Almost all the states in the U.S have enacted laws to regulate the ebike industry and to protect the citizens as electric bikes can cause a fatal injury. The nature of these laws varies from state to state, some states have stricter rules while others are lax. Nevertheless, it is important to be mindful of the regulations to avoid any mishap.
The U.S federal speed limit for electric bikes with a throttle is 20 mph or less, though, many states stick with the speed limits set for each of the three classes of ebikes. However, it is important to remain vigilant of the speed limits of a particular area. For instance, school zones, where speed limits are set very low.
The legal age limit is another important issue, but just like the ebike classification, it also varies as you move from one state to another. Majority of the time, class 1 ebikes are exempted from the age limit, though, some states such as Alabama, Alaska, Michigan, New Hampshire, North Carolina, Utah & Virginia require the rider to be at least 14 years old to ride any class of ebike. Conversely, under 18 riders in other states can ride an electric bike, though, an adult supervisor is a must. The minimum age limit set by any state is 15 years, but some states don’t even have any age limit, but they require riders under 16 to wear a helmet.
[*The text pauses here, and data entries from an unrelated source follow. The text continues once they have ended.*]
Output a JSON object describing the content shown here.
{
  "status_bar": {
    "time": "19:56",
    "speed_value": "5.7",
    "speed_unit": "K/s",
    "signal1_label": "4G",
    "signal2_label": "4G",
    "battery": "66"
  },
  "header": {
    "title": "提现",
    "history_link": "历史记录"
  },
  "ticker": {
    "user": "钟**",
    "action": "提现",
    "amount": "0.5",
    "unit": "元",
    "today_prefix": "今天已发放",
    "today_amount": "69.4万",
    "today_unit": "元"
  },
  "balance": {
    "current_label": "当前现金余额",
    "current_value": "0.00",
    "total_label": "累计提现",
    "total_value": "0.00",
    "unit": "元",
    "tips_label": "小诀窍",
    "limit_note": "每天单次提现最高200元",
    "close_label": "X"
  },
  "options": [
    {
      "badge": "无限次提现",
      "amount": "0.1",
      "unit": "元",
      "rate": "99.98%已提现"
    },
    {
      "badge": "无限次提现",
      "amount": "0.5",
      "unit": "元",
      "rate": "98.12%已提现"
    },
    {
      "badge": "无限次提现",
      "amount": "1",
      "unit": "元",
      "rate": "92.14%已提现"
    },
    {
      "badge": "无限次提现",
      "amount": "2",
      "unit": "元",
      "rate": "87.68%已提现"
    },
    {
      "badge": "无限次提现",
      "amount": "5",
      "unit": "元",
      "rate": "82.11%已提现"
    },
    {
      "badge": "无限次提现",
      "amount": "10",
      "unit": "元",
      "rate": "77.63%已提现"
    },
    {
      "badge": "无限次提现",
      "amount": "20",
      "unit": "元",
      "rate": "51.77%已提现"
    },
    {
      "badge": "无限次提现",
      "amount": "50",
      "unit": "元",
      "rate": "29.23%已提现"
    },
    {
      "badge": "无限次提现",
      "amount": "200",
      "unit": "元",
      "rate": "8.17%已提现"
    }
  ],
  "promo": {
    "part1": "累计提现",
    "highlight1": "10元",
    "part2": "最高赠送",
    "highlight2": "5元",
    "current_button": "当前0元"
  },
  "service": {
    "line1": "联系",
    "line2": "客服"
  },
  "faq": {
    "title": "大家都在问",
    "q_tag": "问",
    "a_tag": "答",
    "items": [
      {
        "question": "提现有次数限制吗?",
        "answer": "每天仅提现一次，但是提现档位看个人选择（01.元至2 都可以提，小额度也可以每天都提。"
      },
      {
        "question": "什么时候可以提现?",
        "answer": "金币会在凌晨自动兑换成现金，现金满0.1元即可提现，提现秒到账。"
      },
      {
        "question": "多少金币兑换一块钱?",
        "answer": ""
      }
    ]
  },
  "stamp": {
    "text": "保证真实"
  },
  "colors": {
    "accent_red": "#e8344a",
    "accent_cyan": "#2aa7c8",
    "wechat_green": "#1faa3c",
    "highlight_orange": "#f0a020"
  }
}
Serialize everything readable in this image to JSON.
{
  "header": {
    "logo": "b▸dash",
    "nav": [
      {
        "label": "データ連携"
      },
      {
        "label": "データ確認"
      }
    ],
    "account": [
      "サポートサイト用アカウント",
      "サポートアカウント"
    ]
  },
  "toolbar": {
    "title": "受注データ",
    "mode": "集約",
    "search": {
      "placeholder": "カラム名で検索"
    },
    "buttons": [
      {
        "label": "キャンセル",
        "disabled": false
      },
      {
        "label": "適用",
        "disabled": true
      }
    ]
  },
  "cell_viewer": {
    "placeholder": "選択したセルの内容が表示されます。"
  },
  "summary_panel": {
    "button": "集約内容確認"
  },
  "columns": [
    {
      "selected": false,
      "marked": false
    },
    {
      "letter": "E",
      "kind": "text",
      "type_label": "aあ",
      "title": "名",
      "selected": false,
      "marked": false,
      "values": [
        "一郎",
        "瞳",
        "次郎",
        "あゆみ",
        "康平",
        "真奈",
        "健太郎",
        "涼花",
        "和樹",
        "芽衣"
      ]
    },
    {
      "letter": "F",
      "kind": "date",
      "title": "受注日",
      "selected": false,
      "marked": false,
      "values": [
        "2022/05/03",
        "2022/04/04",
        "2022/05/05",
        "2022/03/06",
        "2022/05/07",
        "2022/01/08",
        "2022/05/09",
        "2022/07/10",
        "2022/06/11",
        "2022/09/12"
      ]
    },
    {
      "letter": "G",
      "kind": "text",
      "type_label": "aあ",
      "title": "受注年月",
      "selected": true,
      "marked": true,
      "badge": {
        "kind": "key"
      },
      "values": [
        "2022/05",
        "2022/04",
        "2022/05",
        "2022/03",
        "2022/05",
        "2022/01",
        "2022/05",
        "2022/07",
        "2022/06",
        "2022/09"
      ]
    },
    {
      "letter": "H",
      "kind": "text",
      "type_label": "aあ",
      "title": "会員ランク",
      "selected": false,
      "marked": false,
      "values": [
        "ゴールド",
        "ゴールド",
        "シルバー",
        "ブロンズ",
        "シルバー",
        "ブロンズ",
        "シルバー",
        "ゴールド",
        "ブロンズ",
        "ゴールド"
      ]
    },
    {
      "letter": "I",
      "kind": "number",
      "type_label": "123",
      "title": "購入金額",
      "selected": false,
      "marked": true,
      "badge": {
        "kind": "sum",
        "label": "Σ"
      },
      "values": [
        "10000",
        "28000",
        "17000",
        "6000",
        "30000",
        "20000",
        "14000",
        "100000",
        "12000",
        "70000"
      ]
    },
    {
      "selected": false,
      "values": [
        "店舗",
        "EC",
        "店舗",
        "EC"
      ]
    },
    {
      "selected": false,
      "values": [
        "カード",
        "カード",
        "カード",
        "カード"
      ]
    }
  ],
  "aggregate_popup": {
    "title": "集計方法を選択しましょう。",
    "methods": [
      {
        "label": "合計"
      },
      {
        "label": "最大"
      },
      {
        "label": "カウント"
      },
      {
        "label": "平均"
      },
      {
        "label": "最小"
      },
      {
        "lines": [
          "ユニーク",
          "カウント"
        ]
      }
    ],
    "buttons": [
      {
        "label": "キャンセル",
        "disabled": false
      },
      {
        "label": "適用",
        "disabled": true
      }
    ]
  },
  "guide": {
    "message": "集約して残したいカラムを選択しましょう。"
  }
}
Electric bikes, in most states, don't require a license, but as with any other regulations, there are exceptions attached to this rule too. Some states classify ebikes as mopeds & scooters due to which riders are required to have a license and registration. Such states are mentioned below:
· New Mexico
Can a Class 3 Ebike have a Throttle?
The answer to this question is a bit confusing and can be answered in both yes & no. Generally, most class 3 ebikes don't have a throttle, but some do have one. Also, the state of California doesn't allow throttle on ebikes, thus, class 3 ebikes in California can't have one. Some other states allow a throttle as long as it operates up to 20 mph.
Should I Get a Class 2 ebike?
Class 2 ebikes are unique in a way they can run solely on electric power without requiring the need to be pedaled. Therefore, they are a good choice if you want to explore & enjoy a pure electric bike and a bicycle simultaneously. Moreover, they can be ridden freely in the same spaces where class 1 ebikes are permitted to. Both the X750S & the Ur500X included in the Sdream’s lineup are a part of the brand's flagship offerings in the Class 2 ebike segment and they both have made a mark in the ebike market for their class leading features & the exceptional value they provide to their user. However, if a class 1 ebike suits your needs and your budget is a bit tight, then the Ur250X and the Ur250 Lite ebikes are worth a try.
Ultimately, it is the individual needs that help a person decide which ebike to choose & enjoy for him/herself in the long run, therefore, a thorough research is compulsory before picking a particular class of ebike.